Tuesday, August 10, 2010 Leave a Comment

I've been writing about Presence on the blog for some time, trying to understand the power of the connection between actor and audience evolving in real time. I've been looking to neuroscience for at least a metaphorical grasp about what might be driving this unique pleasure, considering such ideas of Quantum Darwinism and Mirror Neurons, wondering what impact it might have on Casting Our Audiences and Thinking About Diversity.

Now Livia Blackburne on A Brain Scientist's Take On Writing looks at the impact of storytelling on the brains of both the teller and listeners. It supports some of the ideas I was exploring above, and furthers them with this fascinating discovery:

Some regions in the listener's brain actually predicted the speaker's activity, as if the listener was anticipating parts of the story. Later tests of listener comprehension support this. The more predictive activity in a listener’s brain, the better she scored on comprehension questions after the experiment.
The delight of anticipating the twists of a particular plot is something we've all felt; here, the research catches it actually happening in our brains, and reveals that those with the greatest anticipation - those on the edge of their neuro-seats - have the greatest comprehension when the story is done.

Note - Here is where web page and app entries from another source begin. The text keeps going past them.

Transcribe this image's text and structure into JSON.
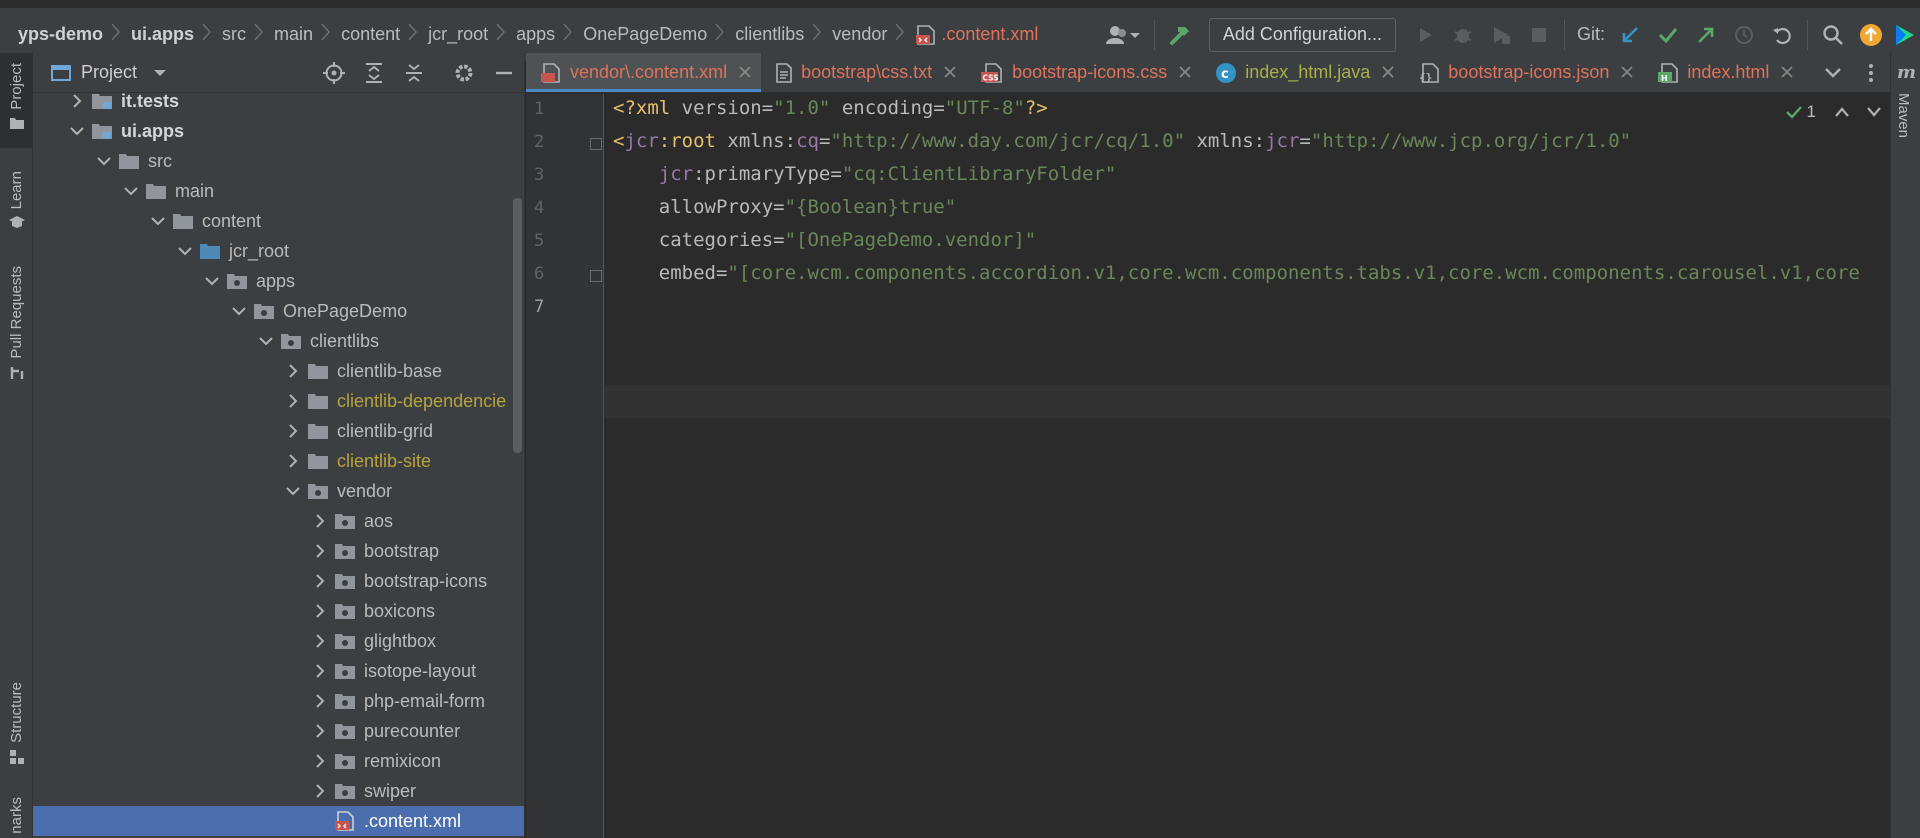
{
  "breadcrumbs": [
    {
      "label": "yps-demo",
      "bold": true
    },
    {
      "label": "ui.apps",
      "bold": true
    },
    {
      "label": "src"
    },
    {
      "label": "main"
    },
    {
      "label": "content"
    },
    {
      "label": "jcr_root"
    },
    {
      "label": "apps"
    },
    {
      "label": "OnePageDemo"
    },
    {
      "label": "clientlibs"
    },
    {
      "label": "vendor"
    },
    {
      "label": ".content.xml",
      "file": true
    }
  ],
  "toolbar": {
    "add_configuration": "Add Configuration...",
    "git_label": "Git:"
  },
  "left_strip": {
    "project": "Project",
    "learn": "Learn",
    "pull_requests": "Pull Requests",
    "structure": "Structure",
    "bookmarks": "narks"
  },
  "right_strip": {
    "maven": "Maven"
  },
  "project_panel": {
    "title": "Project"
  },
  "tree": [
    {
      "label": "it.tests",
      "depth": 0,
      "arrow": "right",
      "icon": "module",
      "bold": true
    },
    {
      "label": "ui.apps",
      "depth": 0,
      "arrow": "down",
      "icon": "module",
      "bold": true
    },
    {
      "label": "src",
      "depth": 1,
      "arrow": "down",
      "icon": "folder"
    },
    {
      "label": "main",
      "depth": 2,
      "arrow": "down",
      "icon": "folder"
    },
    {
      "label": "content",
      "depth": 3,
      "arrow": "down",
      "icon": "folder"
    },
    {
      "label": "jcr_root",
      "depth": 4,
      "arrow": "down",
      "icon": "folder-blue"
    },
    {
      "label": "apps",
      "depth": 5,
      "arrow": "down",
      "icon": "package"
    },
    {
      "label": "OnePageDemo",
      "depth": 6,
      "arrow": "down",
      "icon": "package"
    },
    {
      "label": "clientlibs",
      "depth": 7,
      "arrow": "down",
      "icon": "package"
    },
    {
      "label": "clientlib-base",
      "depth": 8,
      "arrow": "right",
      "icon": "folder"
    },
    {
      "label": "clientlib-dependencie",
      "depth": 8,
      "arrow": "right",
      "icon": "folder",
      "color": "yellow"
    },
    {
      "label": "clientlib-grid",
      "depth": 8,
      "arrow": "right",
      "icon": "folder"
    },
    {
      "label": "clientlib-site",
      "depth": 8,
      "arrow": "right",
      "icon": "folder",
      "color": "yellow"
    },
    {
      "label": "vendor",
      "depth": 8,
      "arrow": "down",
      "icon": "package"
    },
    {
      "label": "aos",
      "depth": 9,
      "arrow": "right",
      "icon": "package"
    },
    {
      "label": "bootstrap",
      "depth": 9,
      "arrow": "right",
      "icon": "package"
    },
    {
      "label": "bootstrap-icons",
      "depth": 9,
      "arrow": "right",
      "icon": "package"
    },
    {
      "label": "boxicons",
      "depth": 9,
      "arrow": "right",
      "icon": "package"
    },
    {
      "label": "glightbox",
      "depth": 9,
      "arrow": "right",
      "icon": "package"
    },
    {
      "label": "isotope-layout",
      "depth": 9,
      "arrow": "right",
      "icon": "package"
    },
    {
      "label": "php-email-form",
      "depth": 9,
      "arrow": "right",
      "icon": "package"
    },
    {
      "label": "purecounter",
      "depth": 9,
      "arrow": "right",
      "icon": "package"
    },
    {
      "label": "remixicon",
      "depth": 9,
      "arrow": "right",
      "icon": "package"
    },
    {
      "label": "swiper",
      "depth": 9,
      "arrow": "right",
      "icon": "package"
    },
    {
      "label": ".content.xml",
      "depth": 9,
      "arrow": "none",
      "icon": "xml",
      "selected": true
    }
  ],
  "tabs": [
    {
      "label": "vendor\\.content.xml",
      "icon": "xml",
      "color": "red",
      "active": true
    },
    {
      "label": "bootstrap\\css.txt",
      "icon": "txt",
      "color": "red"
    },
    {
      "label": "bootstrap-icons.css",
      "icon": "css",
      "color": "red"
    },
    {
      "label": "index_html.java",
      "icon": "java",
      "color": "olive"
    },
    {
      "label": "bootstrap-icons.json",
      "icon": "json",
      "color": "red"
    },
    {
      "label": "index.html",
      "icon": "html",
      "color": "red"
    }
  ],
  "editor": {
    "inspection_count": "1",
    "line_numbers": [
      "1",
      "2",
      "3",
      "4",
      "5",
      "6",
      "7"
    ],
    "lines": [
      [
        [
          "xml",
          "<?xml "
        ],
        [
          "attr",
          "version"
        ],
        [
          "attr",
          "="
        ],
        [
          "val",
          "\"1.0\""
        ],
        [
          "attr",
          " encoding"
        ],
        [
          "attr",
          "="
        ],
        [
          "val",
          "\"UTF-8\""
        ],
        [
          "xml",
          "?>"
        ]
      ],
      [
        [
          "xml",
          "<"
        ],
        [
          "ns",
          "jcr"
        ],
        [
          "tag",
          ":root "
        ],
        [
          "attr",
          "xmlns:"
        ],
        [
          "ns",
          "cq"
        ],
        [
          "attr",
          "="
        ],
        [
          "val",
          "\"http://www.day.com/jcr/cq/1.0\""
        ],
        [
          "attr",
          " xmlns:"
        ],
        [
          "ns",
          "jcr"
        ],
        [
          "attr",
          "="
        ],
        [
          "val",
          "\"http://www.jcp.org/jcr/1.0\""
        ]
      ],
      [
        [
          "attr",
          "    "
        ],
        [
          "ns",
          "jcr"
        ],
        [
          "attr",
          ":primaryType="
        ],
        [
          "val",
          "\"cq:ClientLibraryFolder\""
        ]
      ],
      [
        [
          "attr",
          "    allowProxy="
        ],
        [
          "val",
          "\"{Boolean}true\""
        ]
      ],
      [
        [
          "attr",
          "    categories="
        ],
        [
          "val",
          "\"[OnePageDemo.vendor]\""
        ]
      ],
      [
        [
          "attr",
          "    embed="
        ],
        [
          "val",
          "\"[core.wcm.components.accordion.v1,core.wcm.components.tabs.v1,core.wcm.components.carousel.v1,core"
        ]
      ],
      []
    ]
  }
}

All my favorite plays have created these vivid expectations in my mind; and that special thrill of a plot's maneuvering - sometimes evading, sometimes rewarding - around those expectations is a unique thrill of theatre unfolding in real time, with our responses to those maneuvers feeding back to the teller and changing the telling.

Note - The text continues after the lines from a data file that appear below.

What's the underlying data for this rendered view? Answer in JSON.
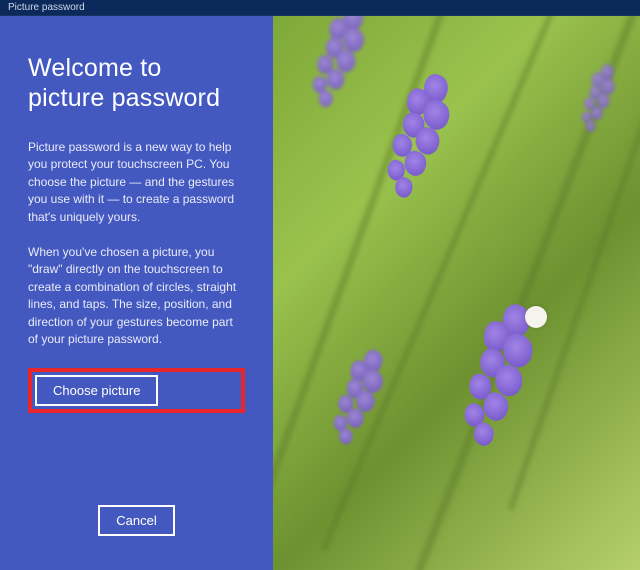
{
  "window": {
    "title": "Picture password"
  },
  "panel": {
    "heading": "Welcome to picture password",
    "paragraph1": "Picture password is a new way to help you protect your touchscreen PC. You choose the picture — and the gestures you use with it — to create a password that's uniquely yours.",
    "paragraph2": "When you've chosen a picture, you \"draw\" directly on the touchscreen to create a combination of circles, straight lines, and taps. The size, position, and direction of your gestures become part of your picture password.",
    "choose_label": "Choose picture",
    "cancel_label": "Cancel"
  }
}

Cool stuff to think about on a Tuesday afternoon...


  • Kay Richardson said:  

    This has intrigued me. Many thanks.